The article introduces handwritten signature as a sort of performative. Contrary to the theory of speech acts, the author proposes to grasp it not as a speech act, but as a writing act inspired by Derrida’s deconstructive conception of parasitical iterability of the writing. In this perspective, the writing act is habited by an aporetical double bind, where ontologically “similar” and logically “identical” are pervading. The unsatisfiable metaphysical obligation of the civil identification via signature can be understood only thanks to the aporia of deferred meaning, where the only original is actually the deferral. As the analysis of the well known polemics between Derrida and Searle shows, the deconstructed writing produces writing acts as parasitical performatives, which are far from communicational, citational and identificational claim of Searle’s conception of speech acts.
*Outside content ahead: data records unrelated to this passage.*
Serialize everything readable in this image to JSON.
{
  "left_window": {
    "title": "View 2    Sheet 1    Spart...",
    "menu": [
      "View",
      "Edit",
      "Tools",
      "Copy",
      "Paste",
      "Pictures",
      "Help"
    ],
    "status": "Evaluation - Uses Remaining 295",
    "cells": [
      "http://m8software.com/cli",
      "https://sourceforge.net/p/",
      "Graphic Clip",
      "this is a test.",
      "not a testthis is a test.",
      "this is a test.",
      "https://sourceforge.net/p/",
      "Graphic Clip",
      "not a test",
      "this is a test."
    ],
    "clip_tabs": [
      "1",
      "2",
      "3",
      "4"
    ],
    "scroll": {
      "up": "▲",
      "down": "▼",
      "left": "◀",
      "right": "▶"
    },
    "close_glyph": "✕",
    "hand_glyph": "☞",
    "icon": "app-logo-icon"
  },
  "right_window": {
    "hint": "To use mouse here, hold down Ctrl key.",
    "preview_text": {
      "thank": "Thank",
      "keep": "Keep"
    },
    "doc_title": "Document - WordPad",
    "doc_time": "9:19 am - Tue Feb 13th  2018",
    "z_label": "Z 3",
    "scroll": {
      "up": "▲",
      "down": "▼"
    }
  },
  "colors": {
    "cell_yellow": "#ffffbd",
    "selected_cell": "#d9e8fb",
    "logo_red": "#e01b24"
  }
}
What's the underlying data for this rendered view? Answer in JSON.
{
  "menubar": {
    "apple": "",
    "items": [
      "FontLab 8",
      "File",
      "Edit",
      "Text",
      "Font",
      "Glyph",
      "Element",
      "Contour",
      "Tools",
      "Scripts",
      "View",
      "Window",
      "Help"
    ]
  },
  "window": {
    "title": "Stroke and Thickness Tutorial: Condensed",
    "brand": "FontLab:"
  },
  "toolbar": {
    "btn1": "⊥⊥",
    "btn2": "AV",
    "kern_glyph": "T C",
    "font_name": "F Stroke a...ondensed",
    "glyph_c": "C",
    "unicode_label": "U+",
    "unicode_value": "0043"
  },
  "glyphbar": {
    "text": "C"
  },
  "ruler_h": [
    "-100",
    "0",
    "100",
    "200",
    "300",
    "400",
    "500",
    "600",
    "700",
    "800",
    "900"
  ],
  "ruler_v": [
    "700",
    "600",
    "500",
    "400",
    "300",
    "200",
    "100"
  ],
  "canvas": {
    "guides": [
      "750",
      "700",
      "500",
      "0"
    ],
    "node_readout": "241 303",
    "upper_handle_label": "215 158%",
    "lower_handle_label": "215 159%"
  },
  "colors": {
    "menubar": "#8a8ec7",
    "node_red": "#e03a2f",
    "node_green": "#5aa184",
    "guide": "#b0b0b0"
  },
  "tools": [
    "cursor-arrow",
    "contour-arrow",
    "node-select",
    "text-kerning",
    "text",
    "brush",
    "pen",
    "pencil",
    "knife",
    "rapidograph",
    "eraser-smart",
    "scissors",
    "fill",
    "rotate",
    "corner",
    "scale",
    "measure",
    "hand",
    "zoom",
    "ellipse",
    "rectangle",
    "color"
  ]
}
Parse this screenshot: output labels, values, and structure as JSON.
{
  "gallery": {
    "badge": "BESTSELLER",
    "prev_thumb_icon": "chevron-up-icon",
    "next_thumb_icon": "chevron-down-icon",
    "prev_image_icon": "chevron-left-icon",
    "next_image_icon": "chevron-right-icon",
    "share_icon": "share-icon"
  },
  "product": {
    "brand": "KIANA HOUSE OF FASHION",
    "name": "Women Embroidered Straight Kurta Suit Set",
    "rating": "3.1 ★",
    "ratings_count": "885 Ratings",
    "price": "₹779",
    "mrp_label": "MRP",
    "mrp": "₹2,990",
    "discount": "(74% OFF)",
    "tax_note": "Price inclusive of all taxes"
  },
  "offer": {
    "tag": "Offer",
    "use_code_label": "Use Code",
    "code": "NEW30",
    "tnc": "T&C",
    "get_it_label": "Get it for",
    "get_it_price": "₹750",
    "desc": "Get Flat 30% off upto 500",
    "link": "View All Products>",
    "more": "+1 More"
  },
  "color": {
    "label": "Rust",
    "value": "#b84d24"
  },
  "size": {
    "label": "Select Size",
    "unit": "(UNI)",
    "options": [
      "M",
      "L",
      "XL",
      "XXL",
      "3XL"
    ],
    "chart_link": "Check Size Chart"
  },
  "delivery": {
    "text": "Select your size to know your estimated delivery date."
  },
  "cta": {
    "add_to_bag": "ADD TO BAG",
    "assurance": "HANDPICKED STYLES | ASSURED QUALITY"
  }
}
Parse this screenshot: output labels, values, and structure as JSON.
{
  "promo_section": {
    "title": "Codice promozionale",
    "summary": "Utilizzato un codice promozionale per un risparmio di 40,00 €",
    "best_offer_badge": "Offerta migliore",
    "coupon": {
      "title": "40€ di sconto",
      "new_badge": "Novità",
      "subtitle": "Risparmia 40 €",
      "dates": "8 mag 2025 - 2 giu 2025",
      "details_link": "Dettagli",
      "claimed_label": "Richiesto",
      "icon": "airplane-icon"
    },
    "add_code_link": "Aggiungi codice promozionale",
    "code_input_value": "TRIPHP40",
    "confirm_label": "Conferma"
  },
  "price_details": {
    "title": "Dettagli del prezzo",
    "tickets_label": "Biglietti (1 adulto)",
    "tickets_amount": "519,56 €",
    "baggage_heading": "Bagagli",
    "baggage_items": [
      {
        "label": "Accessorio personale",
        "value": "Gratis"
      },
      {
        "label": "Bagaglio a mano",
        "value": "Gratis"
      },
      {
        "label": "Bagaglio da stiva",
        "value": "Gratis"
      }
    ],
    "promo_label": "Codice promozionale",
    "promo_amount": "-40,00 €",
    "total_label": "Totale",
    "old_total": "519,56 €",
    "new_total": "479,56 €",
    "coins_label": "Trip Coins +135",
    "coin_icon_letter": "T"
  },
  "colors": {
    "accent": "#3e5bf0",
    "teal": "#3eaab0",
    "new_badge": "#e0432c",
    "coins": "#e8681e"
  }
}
Finally, the article proposes a new revision of the differences in performative conception of sign in Austin, Searle, Derrida and Ronell.
Deconstruction, Jacques Derrida, John L. Austin, John Searle, Performative, Signature, Speech act